By submitting to this track, authors acknowledge that they are aware of and agree to be bound by the ACM Policy and Procedures on Plagiarism ( https://www.acm.org/publications/policies/plagiarism ) and the IEEE Plagiarism FAQ ( https://www.ieee.org/publications/rights/plagiarism/plagiarism-faq.html ). In particular, papers submitted to ICSE 2023 SEIS must not have been published elsewhere and must not be under review or submitted for review elsewhere whilst under consideration for ICSE 2023. Contravention of this concurrent submission policy will be deemed a serious breach of scientific ethics, and appropriate action will be taken in all such cases. To check for double submission and plagiarism issues, the chairs reserve the right to (1) share the list of submissions with the PC Chairs of other conferences with overlapping review periods and (2) use external plagiarism detection software, under contract to the ACM or IEEE, to detect violations of these policies.

By submitting to this track, authors acknowledge that they conform to the authorship policy of the ACM ( https://www.acm.org/publications/policy-on-authorship ), and the authorship policy of the IEEE ( https://journals.ieeeauthorcenter.ieee.org/become-an-ieee-journal-author/publishing-ethics/definition-of-authorship/ ).
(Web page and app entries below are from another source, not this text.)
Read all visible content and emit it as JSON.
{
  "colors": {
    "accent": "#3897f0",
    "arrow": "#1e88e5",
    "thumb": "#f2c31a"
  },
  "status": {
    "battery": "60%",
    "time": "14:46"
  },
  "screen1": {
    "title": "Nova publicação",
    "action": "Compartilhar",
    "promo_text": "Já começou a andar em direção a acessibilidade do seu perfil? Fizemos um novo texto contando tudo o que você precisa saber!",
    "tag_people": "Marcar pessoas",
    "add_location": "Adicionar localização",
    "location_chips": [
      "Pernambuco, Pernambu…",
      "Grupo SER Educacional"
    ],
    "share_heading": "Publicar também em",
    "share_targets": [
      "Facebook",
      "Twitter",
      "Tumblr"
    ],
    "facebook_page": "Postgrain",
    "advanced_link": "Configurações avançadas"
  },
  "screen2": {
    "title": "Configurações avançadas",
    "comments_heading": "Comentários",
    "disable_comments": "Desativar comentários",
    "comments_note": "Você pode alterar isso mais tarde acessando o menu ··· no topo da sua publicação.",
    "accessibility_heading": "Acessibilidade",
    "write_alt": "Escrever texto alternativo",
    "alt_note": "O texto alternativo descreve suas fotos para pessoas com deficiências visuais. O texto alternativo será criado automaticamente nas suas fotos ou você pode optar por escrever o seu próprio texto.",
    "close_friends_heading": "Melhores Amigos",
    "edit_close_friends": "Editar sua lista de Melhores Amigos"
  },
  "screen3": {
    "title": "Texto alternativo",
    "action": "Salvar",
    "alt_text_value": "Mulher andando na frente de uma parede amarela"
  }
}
Submissions not accepted for publication in the SEIS Track may be invited to submit a 2 page abstract to the ICSE Poster Track for additional review.


  • Full research paper, up to 10 pages documenting results and findings, where the research presented has followed established research methods;

  • Short research paper, up to 4 pages, reporting novel approaches that have not been fully evaluated, which will be presented as a poster;

  • Experience report, up to 10 pages, reporting on real-world problems and innovative solutions, or tools;

  • Opinion, vision, method, meta-research paper, up to 4 pages, reporting on well-founded arguments to support diversity and inclusion.

For all papers, references may extend as many pages beyond the page limit as you need.

How to Submit

All submissions must conform to the IEEE conference proceedings template, specified in the IEEE Conference Proceedings Formatting Guidelines (title in 24pt font and full text in 10pt type, LaTeX users must use \documentclass[10pt,conference]{IEEEtran} without including the compsoc or compsocconf options). Submissions must strictly conform to the IEEE conference proceedings formatting instructions specified above . Alterations of spacing, font size, and other changes that deviate from the instructions may result in desk rejection without further review.

Note, we use double-anonymous reviewing. Be sure to remove the list of authors from the submitted paper. If citing your own prior work, please do so in the third person to obscure the relationship you have with it. For advice, guidance, and explanation about the double-anonymous review process, see ICSE 2020’s Q&A page: https://conf.researchr.org/track/icse-2020/icse-2020-papers?#Submitting-to-ICSE-Q-A .

All papers must be written in English.

All papers should be made accessible to people with disabilities. See some guidelines from the folks at SIGACCESS here: https://assets21.sigaccess.org/creating_accessible_pdfs.html .

Please submit your paper on HotCRP: https://icse2023-seis.hotcrp.com/

Conference Attendance Expectation

If a submission is accepted, at least one author of the paper is required to register for and attend the full 3-day technical conference and present the paper. The presentation is expected to be delivered in person, or online if this is impossible due to travel limitations (related to, e.g., health, visa, or COVID-19 prevention).

Important Dates

  • SEIS Submissions Deadline: 06 October 2022

  • SEIS Acceptance Notification: 21 December 2022

  • SEIS Camera Ready: 19 January 2023

Organization and Contact

If there are queries regarding the CFP, please contact the SEIS Co-Chairs: